Creative logistics company Extreme Reach, which last year combined with Adstream, may have been founded almost 15 years ago, but it feels like it has always known what was coming.
Every move Extreme Reach has made, every service it has developed and sharpened, is designed to simplify the tangled complexity of producing, delivering and tracking creative work in today’s layered industry.
“It's extremely complex,” says Wayne Cunningham, Extreme Reach’s State Manager for South Australia, Victoria and Western Australia.
“You know, it's been a long time since the good old days of having a campaign consisting of TV, radio and print.”
Last month, things got even more complex as Netflix announced a new, more affordable subscription option to be supported by advertising. This, according to Wayne, is just the latest seismic shift in an ever-moving landscape of audience pathways that creative and communication businesses must navigate.
The purpose of Extreme Reach is to make every part of that navigation, and the processes around it, smoother.
“The easiest way to think about it is that we have a connectivity suite,” says Wayne.
“We're the connection point – we can connect advertising content to the end user via publishers and broadcasters, but we can also connect brands to their agencies, and connect agencies to their production partners. Or, if you look at it from a global point of view, if you've got agencies that are operating in different jurisdictions we can connect their workflow so they work closer together.”
The pace of change in advertising does not exclude anyone – it is as accelerated for Extreme Reach as it is for those the company works with. Wayne says the company is constantly in conversation with people at the coalface of the industry to ensure it has solutions for new challenges as they arise.
This human approach, in tandem with Extreme Reach’s top-flight automation software for processes like initial broadcast quality checks, means the company is successfully treading the fine line between embracing the potential of the future and remembering the lessons of the past.
“We recognize that not all agencies are the same,” says Wayne. “One of the things that we have built into our systems is flexibility – so we have very specific workflows for particular agencies, we can place orders for people manually, and our human intervention is able to ensure quality… sometimes [solely] software-based systems aren't able to pick up things that humans can.”

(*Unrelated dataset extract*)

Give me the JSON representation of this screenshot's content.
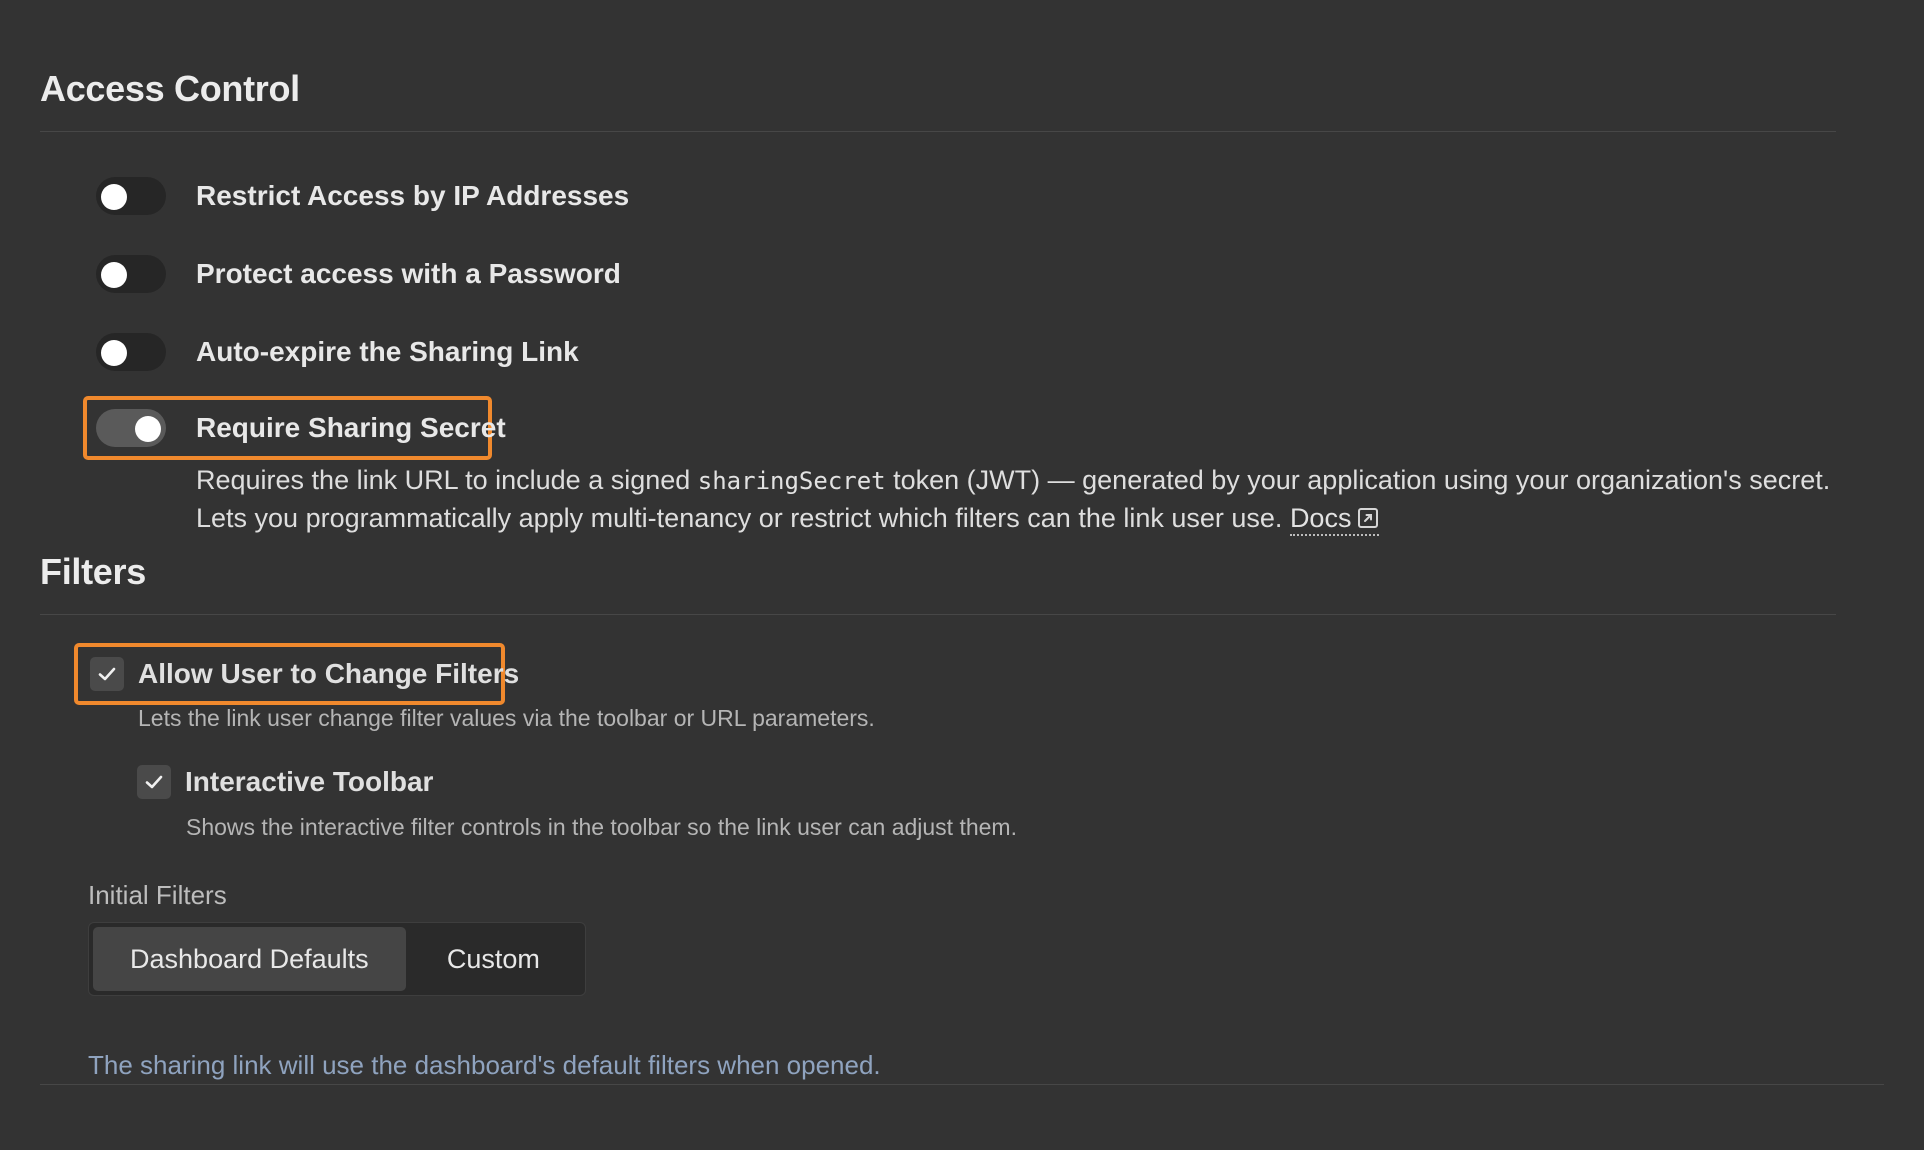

As a company that is always looking forward, Extreme Reach is well positioned to predict the next big trends that will upend the industry.
On the horizon, Wayne sees that there may - as long prophesied - indeed by robots coming for our jobs . But, he’s quick to point out that the rise of Artificial Intelligence (AI) and data could be more about adding to the advertising worker’s toolkit than obliterating their role entirely.
“Already AI is producing quality creative material,” says Wayne. “This is early. Five or ten years down the track, how is that going to develop and how is that going to change the model?
“The other thing is data. I think there is there is a huge overlook in the collection of data at the creative level.
“I think that is part of the reason that you've seen over the last few years a trend for brands to bring creative and media in-house. I think a lot of that is to do with the lack of visibility… and if agencies can start to demonstrate, ‘we have data that reflects the efficiency of our operation’… that is a huge advantage.
"You'll start to see those agency partners and brand partnerships start to really solidify.”
It’s this focus on enabling better work that unifies all of Extreme Reach’s broad service offerings, and a key reason in the company’s decision to continue supporting the AADC.
They understand that the work, in all of its glorious complexity, is worthwhile.